Tanya Borowski works privately with clients from her clinic on Harley Street, specializing in a functional medicine approach to health care. She works mainly in the area of digestive and gluten related issues, immune and auto-immunity, thyroid health – being 1 of only a handful of practitioners in the UK to have undergone postgraduate training with Dr Datis Kharrizan, the leading integrative Dr in this area, and fatigue syndromes such as CFS.
“Food is more than nutrition. The phytonutrients (phyto meaning plant) in plants literally communicate with cells and can influence our genetic predisposition – for the infinite better…… if we eat the right foods! So consider these 6 steps o getting more phytonutrients”
1 Aim for 9-13 Servings of Plant Foods Everyday
We need about 9-13 servings of whole plant foods if we want to prevent chronic disease. A typical serving is only half a cup of cooked vegetables, one cup of raw leafy vegetable, or a medium-sized piece of fruit. It would be best to aim for every meal of the day to have about 3-4 servings of plant foods.
2 Know Your Phytonutrient Sources
Phytonutrient-rich eats are limitless, making it fun to experiment with new varieties and colors even within one category of food. Here are some sources of phytonutrients to get you started: any and all plant foods, including fruits, vegetables, whole grains, legumes, nuts, seeds, and even herbs and spices.
3 Eat the Rainbow of Colors

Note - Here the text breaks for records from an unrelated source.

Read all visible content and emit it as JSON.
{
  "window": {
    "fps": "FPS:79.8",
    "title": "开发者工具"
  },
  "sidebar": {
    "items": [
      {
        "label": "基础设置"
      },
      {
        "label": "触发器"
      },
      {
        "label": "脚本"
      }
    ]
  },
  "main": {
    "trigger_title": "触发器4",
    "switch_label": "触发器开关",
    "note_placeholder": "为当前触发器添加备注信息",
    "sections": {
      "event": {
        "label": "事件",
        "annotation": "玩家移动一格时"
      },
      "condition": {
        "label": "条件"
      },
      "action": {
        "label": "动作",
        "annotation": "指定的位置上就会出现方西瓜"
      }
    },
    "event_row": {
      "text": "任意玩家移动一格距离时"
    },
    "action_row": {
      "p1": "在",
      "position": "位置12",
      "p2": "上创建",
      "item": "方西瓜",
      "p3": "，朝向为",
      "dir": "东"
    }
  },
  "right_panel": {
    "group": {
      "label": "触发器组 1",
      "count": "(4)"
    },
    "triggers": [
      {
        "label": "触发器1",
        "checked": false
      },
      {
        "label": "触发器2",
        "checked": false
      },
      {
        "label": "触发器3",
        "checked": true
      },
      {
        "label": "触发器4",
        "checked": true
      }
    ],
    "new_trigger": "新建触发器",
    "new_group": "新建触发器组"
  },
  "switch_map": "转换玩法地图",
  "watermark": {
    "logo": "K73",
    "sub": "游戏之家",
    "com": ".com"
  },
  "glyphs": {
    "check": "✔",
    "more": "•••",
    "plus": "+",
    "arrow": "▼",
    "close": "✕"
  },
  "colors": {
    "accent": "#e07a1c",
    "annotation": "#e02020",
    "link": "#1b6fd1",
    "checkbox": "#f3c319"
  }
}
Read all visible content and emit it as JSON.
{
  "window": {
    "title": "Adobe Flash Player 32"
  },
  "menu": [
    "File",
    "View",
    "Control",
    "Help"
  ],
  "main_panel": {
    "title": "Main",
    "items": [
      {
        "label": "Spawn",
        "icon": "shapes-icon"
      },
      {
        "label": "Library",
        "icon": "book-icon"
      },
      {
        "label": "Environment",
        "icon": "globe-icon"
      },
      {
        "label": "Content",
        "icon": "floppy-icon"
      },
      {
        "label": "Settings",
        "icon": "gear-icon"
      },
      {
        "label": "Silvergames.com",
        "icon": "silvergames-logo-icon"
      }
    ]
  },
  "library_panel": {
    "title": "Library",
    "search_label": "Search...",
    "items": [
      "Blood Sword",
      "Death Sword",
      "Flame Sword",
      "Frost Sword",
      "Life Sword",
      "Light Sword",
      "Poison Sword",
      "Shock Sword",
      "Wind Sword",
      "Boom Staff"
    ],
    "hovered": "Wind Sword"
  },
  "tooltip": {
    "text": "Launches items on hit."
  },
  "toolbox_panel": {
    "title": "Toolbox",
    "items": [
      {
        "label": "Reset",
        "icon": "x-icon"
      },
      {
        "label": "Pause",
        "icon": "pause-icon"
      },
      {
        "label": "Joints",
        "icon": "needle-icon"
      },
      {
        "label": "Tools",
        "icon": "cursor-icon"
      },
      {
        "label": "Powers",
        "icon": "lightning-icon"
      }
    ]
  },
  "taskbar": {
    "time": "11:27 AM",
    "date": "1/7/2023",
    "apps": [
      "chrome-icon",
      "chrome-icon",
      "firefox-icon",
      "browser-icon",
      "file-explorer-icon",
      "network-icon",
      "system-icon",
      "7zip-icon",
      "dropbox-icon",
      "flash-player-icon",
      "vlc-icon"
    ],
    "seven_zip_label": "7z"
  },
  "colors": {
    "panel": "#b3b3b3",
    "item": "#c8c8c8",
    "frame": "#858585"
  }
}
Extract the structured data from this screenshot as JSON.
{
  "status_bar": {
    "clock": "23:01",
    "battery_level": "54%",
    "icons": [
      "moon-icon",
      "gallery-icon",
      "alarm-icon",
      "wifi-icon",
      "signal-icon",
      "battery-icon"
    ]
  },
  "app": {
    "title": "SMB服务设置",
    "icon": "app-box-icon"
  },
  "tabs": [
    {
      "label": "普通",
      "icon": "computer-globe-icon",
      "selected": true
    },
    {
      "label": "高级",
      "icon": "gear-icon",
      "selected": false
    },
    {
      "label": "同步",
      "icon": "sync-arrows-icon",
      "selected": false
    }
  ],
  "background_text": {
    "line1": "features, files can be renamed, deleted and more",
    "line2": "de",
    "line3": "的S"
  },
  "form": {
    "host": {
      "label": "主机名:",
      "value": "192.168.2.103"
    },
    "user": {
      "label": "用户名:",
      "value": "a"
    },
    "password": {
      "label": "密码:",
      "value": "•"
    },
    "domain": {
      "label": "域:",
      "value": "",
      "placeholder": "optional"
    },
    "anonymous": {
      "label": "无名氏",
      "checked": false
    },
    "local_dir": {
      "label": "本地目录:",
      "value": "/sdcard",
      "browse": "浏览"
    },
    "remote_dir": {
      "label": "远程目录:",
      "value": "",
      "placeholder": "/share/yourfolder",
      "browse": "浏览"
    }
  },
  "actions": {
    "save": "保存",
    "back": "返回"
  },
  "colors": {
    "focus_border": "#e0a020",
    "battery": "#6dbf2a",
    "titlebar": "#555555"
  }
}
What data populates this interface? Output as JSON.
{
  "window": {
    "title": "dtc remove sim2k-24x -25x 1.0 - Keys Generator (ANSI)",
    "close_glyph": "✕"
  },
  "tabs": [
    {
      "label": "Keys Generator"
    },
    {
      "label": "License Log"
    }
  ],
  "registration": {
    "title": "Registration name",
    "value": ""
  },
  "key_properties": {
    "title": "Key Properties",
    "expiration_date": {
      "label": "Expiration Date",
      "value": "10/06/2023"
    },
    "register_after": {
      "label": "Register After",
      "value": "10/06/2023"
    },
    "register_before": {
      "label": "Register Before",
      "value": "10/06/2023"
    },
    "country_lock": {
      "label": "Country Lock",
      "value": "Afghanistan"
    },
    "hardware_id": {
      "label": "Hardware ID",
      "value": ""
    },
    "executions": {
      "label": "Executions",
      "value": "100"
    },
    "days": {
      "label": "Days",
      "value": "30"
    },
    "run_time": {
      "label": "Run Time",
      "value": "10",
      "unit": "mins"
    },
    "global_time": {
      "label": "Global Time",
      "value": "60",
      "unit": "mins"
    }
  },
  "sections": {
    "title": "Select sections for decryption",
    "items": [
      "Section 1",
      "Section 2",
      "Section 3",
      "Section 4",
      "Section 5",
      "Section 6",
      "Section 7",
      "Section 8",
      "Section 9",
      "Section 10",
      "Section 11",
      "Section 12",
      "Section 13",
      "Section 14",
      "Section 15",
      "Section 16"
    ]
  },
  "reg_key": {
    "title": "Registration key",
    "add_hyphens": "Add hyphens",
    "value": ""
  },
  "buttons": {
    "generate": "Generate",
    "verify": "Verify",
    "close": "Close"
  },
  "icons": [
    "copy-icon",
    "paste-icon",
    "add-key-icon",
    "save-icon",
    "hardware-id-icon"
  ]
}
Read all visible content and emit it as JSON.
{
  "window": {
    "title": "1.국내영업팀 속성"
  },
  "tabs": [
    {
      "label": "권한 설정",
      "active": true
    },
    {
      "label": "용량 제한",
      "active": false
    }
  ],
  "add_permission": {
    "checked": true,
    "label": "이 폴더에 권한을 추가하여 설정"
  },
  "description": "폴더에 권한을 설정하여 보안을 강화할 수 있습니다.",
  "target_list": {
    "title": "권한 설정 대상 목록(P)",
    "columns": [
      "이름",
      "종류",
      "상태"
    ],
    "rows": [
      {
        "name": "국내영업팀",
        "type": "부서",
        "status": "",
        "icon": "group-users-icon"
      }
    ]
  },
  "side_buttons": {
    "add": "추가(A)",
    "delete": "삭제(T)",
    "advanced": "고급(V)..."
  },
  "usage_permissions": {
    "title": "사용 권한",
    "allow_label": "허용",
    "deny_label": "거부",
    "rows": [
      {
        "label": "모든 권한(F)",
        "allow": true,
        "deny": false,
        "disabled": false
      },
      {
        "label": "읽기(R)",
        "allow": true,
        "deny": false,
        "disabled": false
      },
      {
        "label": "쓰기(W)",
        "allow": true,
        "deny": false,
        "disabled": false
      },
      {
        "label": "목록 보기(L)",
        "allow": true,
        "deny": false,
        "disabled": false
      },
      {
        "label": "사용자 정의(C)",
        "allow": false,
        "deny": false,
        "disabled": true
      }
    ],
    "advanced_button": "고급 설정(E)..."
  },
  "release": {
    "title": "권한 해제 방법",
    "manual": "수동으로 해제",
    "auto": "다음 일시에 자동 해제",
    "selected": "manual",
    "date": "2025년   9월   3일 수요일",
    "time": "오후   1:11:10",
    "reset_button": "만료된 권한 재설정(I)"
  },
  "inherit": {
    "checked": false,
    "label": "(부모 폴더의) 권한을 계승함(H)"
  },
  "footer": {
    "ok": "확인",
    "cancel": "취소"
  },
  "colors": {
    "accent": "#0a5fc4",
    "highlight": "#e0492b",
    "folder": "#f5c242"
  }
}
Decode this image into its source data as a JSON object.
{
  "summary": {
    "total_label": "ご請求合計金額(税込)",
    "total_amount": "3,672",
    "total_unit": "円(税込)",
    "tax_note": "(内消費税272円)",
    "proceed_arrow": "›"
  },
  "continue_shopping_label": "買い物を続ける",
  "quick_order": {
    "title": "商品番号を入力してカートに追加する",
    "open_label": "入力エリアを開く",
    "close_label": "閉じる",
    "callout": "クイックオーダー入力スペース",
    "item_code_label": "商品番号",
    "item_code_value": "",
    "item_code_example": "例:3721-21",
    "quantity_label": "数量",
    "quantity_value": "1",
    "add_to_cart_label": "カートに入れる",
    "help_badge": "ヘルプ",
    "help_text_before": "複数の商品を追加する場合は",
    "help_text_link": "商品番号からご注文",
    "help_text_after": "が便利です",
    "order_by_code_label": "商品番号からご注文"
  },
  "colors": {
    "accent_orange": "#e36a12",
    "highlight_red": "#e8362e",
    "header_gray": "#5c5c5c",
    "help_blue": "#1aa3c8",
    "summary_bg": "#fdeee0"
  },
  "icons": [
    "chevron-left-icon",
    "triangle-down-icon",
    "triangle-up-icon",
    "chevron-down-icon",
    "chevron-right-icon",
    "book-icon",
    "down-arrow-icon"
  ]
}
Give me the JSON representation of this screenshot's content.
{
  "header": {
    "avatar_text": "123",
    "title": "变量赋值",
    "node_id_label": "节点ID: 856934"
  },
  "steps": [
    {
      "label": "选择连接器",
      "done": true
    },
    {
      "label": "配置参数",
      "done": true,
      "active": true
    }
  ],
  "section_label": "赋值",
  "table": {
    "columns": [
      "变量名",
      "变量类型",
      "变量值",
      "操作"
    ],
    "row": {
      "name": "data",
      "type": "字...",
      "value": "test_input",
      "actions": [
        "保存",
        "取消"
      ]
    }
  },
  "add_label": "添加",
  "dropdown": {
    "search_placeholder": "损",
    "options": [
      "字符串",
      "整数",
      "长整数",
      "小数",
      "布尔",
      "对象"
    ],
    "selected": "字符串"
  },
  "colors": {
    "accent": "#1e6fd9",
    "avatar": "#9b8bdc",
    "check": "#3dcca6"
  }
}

Instead of getting the full rainbow of color, you may be eating the standard processed food colors of brown, yellow and white. For example, think of the typical breakfast menu – toast, pancakes, ready-to-eat cereal, sausage, and eggs – which does not necessarily provide much color early in the day. However, if you had a smoothie with blueberries, kale, and raspberries, you’d have three colors of the seven colors of the rainbow first thing in the morning! Make it your goal to get the full seven colors every day with a variety of foods.
4 Vary Your Choices
There are thousands of phytonutrients in nature. If we eat the same foods over and over again, even if they are colorful, we may be missing the universe of important phytonutrients in foods. One helpful hint is to try a new food every week to ensure that you are getting different foods to try!
5 Maximize Combinations
When we put certain foods together, we may achieve a better effect than if we just had the foods by themselves. Sometimes, there can be a “synergistic” result from combining certain foods. For example, eating avocado with carrot enhances the absorption of the beat carotene from the carrot and turmeric with black pepper together with olive oil could enhance the phytonutrient effects of all three foods on your health. Adding lemon juice to spinach could help the iron become more absorbed by your body due to the vitamin C content in the lemon. Try putting plant foods together for an enhanced health benefit
6 Be Creative with Substitutions
One way to get more plant foods would be to think of foods that are commonly eaten that may not be as nutrient dense and replace with nutrient-dense options. Some plant foods clearly give us more phytonutrients than others!
For example, you could substitute mashed white potatoes with sweet potatoes or half and half on a shepherds pie or . You could substitute white rice with purple, brown, or black rice.